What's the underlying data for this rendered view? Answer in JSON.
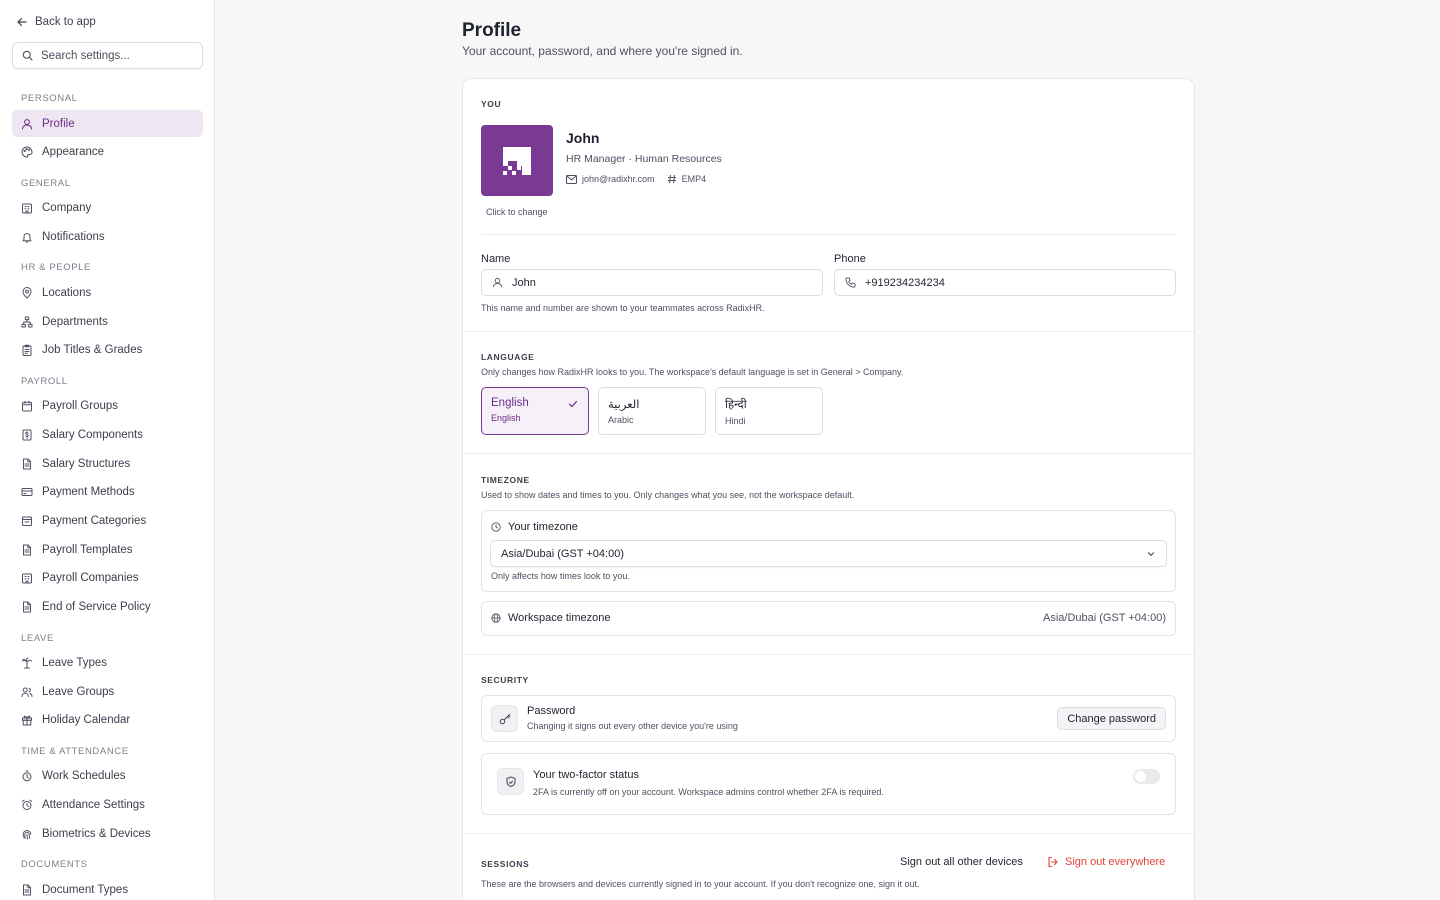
{
  "sidebar": {
    "back_label": "Back to app",
    "search_placeholder": "Search settings...",
    "sections": [
      {
        "title": "PERSONAL",
        "items": [
          {
            "label": "Profile",
            "icon": "user-icon",
            "active": true
          },
          {
            "label": "Appearance",
            "icon": "palette-icon"
          }
        ]
      },
      {
        "title": "GENERAL",
        "items": [
          {
            "label": "Company",
            "icon": "building-icon"
          },
          {
            "label": "Notifications",
            "icon": "bell-icon"
          }
        ]
      },
      {
        "title": "HR & PEOPLE",
        "items": [
          {
            "label": "Locations",
            "icon": "map-pin-icon"
          },
          {
            "label": "Departments",
            "icon": "org-chart-icon"
          },
          {
            "label": "Job Titles & Grades",
            "icon": "clipboard-icon"
          }
        ]
      },
      {
        "title": "PAYROLL",
        "items": [
          {
            "label": "Payroll Groups",
            "icon": "calendar-icon"
          },
          {
            "label": "Salary Components",
            "icon": "dollar-doc-icon"
          },
          {
            "label": "Salary Structures",
            "icon": "document-icon"
          },
          {
            "label": "Payment Methods",
            "icon": "credit-card-icon"
          },
          {
            "label": "Payment Categories",
            "icon": "folder-icon"
          },
          {
            "label": "Payroll Templates",
            "icon": "document-icon"
          },
          {
            "label": "Payroll Companies",
            "icon": "building-icon"
          },
          {
            "label": "End of Service Policy",
            "icon": "document-icon"
          }
        ]
      },
      {
        "title": "LEAVE",
        "items": [
          {
            "label": "Leave Types",
            "icon": "palm-tree-icon"
          },
          {
            "label": "Leave Groups",
            "icon": "users-icon"
          },
          {
            "label": "Holiday Calendar",
            "icon": "gift-icon"
          }
        ]
      },
      {
        "title": "TIME & ATTENDANCE",
        "items": [
          {
            "label": "Work Schedules",
            "icon": "timer-icon"
          },
          {
            "label": "Attendance Settings",
            "icon": "alarm-clock-icon"
          },
          {
            "label": "Biometrics & Devices",
            "icon": "fingerprint-icon"
          }
        ]
      },
      {
        "title": "DOCUMENTS",
        "items": [
          {
            "label": "Document Types",
            "icon": "document-icon"
          }
        ]
      }
    ]
  },
  "page": {
    "title": "Profile",
    "subtitle": "Your account, password, and where you're signed in."
  },
  "you": {
    "section_label": "YOU",
    "avatar_hint": "Click to change",
    "name": "John",
    "role": "HR Manager · Human Resources",
    "email": "john@radixhr.com",
    "employee_id": "EMP4",
    "name_label": "Name",
    "name_value": "John",
    "phone_label": "Phone",
    "phone_value": "+919234234234",
    "help": "This name and number are shown to your teammates across RadixHR."
  },
  "language": {
    "section_label": "LANGUAGE",
    "description": "Only changes how RadixHR looks to you. The workspace's default language is set in General > Company.",
    "options": [
      {
        "native": "English",
        "english": "English",
        "selected": true
      },
      {
        "native": "العربية",
        "english": "Arabic",
        "selected": false
      },
      {
        "native": "हिन्दी",
        "english": "Hindi",
        "selected": false
      }
    ]
  },
  "timezone": {
    "section_label": "TIMEZONE",
    "description": "Used to show dates and times to you. Only changes what you see, not the workspace default.",
    "your_label": "Your timezone",
    "your_value": "Asia/Dubai (GST +04:00)",
    "your_help": "Only affects how times look to you.",
    "workspace_label": "Workspace timezone",
    "workspace_value": "Asia/Dubai (GST +04:00)"
  },
  "security": {
    "section_label": "SECURITY",
    "password_title": "Password",
    "password_desc": "Changing it signs out every other device you're using",
    "change_password_label": "Change password",
    "twofa_title": "Your two-factor status",
    "twofa_desc": "2FA is currently off on your account. Workspace admins control whether 2FA is required.",
    "twofa_enabled": false
  },
  "sessions": {
    "section_label": "SESSIONS",
    "sign_out_others_label": "Sign out all other devices",
    "sign_out_everywhere_label": "Sign out everywhere",
    "description": "These are the browsers and devices currently signed in to your account. If you don't recognize one, sign it out."
  },
  "colors": {
    "accent": "#7a3a93",
    "accent_text": "#6d2b86",
    "danger": "#e0433a"
  }
}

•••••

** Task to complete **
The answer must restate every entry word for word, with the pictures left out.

** Solved problem **
What's the underlying data for this rendered view? Answer in JSON.
{
  "sidebar": {
    "back_label": "Back to app",
    "search_placeholder": "Search settings...",
    "sections": [
      {
        "title": "PERSONAL",
        "items": [
          {
            "label": "Profile",
            "icon": "user-icon",
            "active": true
          },
          {
            "label": "Appearance",
            "icon": "palette-icon"
          }
        ]
      },
      {
        "title": "GENERAL",
        "items": [
          {
            "label": "Company",
            "icon": "building-icon"
          },
          {
            "label": "Notifications",
            "icon": "bell-icon"
          }
        ]
      },
      {
        "title": "HR & PEOPLE",
        "items": [
          {
            "label": "Locations",
            "icon": "map-pin-icon"
          },
          {
            "label": "Departments",
            "icon": "org-chart-icon"
          },
          {
            "label": "Job Titles & Grades",
            "icon": "clipboard-icon"
          }
        ]
      },
      {
        "title": "PAYROLL",
        "items": [
          {
            "label": "Payroll Groups",
            "icon": "calendar-icon"
          },
          {
            "label": "Salary Components",
            "icon": "dollar-doc-icon"
          },
          {
            "label": "Salary Structures",
            "icon": "document-icon"
          },
          {
            "label": "Payment Methods",
            "icon": "credit-card-icon"
          },
          {
            "label": "Payment Categories",
            "icon": "folder-icon"
          },
          {
            "label": "Payroll Templates",
            "icon": "document-icon"
          },
          {
            "label": "Payroll Companies",
            "icon": "building-icon"
          },
          {
            "label": "End of Service Policy",
            "icon": "document-icon"
          }
        ]
      },
      {
        "title": "LEAVE",
        "items": [
          {
            "label": "Leave Types",
            "icon": "palm-tree-icon"
          },
          {
            "label": "Leave Groups",
            "icon": "users-icon"
          },
          {
            "label": "Holiday Calendar",
            "icon": "gift-icon"
          }
        ]
      },
      {
        "title": "TIME & ATTENDANCE",
        "items": [
          {
            "label": "Work Schedules",
            "icon": "timer-icon"
          },
          {
            "label": "Attendance Settings",
            "icon": "alarm-clock-icon"
          },
          {
            "label": "Biometrics & Devices",
            "icon": "fingerprint-icon"
          }
        ]
      },
      {
        "title": "DOCUMENTS",
        "items": [
          {
            "label": "Document Types",
            "icon": "document-icon"
          }
        ]
      }
    ]
  },
  "page": {
    "title": "Profile",
    "subtitle": "Your account, password, and where you're signed in."
  },
  "you": {
    "section_label": "YOU",
    "avatar_hint": "Click to change",
    "name": "John",
    "role": "HR Manager · Human Resources",
    "email": "john@radixhr.com",
    "employee_id": "EMP4",
    "name_label": "Name",
    "name_value": "John",
    "phone_label": "Phone",
    "phone_value": "+919234234234",
    "help": "This name and number are shown to your teammates across RadixHR."
  },
  "language": {
    "section_label": "LANGUAGE",
    "description": "Only changes how RadixHR looks to you. The workspace's default language is set in General > Company.",
    "options": [
      {
        "native": "English",
        "english": "English",
        "selected": true
      },
      {
        "native": "العربية",
        "english": "Arabic",
        "selected": false
      },
      {
        "native": "हिन्दी",
        "english": "Hindi",
        "selected": false
      }
    ]
  },
  "timezone": {
    "section_label": "TIMEZONE",
    "description": "Used to show dates and times to you. Only changes what you see, not the workspace default.",
    "your_label": "Your timezone",
    "your_value": "Asia/Dubai (GST +04:00)",
    "your_help": "Only affects how times look to you.",
    "workspace_label": "Workspace timezone",
    "workspace_value": "Asia/Dubai (GST +04:00)"
  },
  "security": {
    "section_label": "SECURITY",
    "password_title": "Password",
    "password_desc": "Changing it signs out every other device you're using",
    "change_password_label": "Change password",
    "twofa_title": "Your two-factor status",
    "twofa_desc": "2FA is currently off on your account. Workspace admins control whether 2FA is required.",
    "twofa_enabled": false
  },
  "sessions": {
    "section_label": "SESSIONS",
    "sign_out_others_label": "Sign out all other devices",
    "sign_out_everywhere_label": "Sign out everywhere",
    "description": "These are the browsers and devices currently signed in to your account. If you don't recognize one, sign it out."
  },
  "colors": {
    "accent": "#7a3a93",
    "accent_text": "#6d2b86",
    "danger": "#e0433a"
  }
}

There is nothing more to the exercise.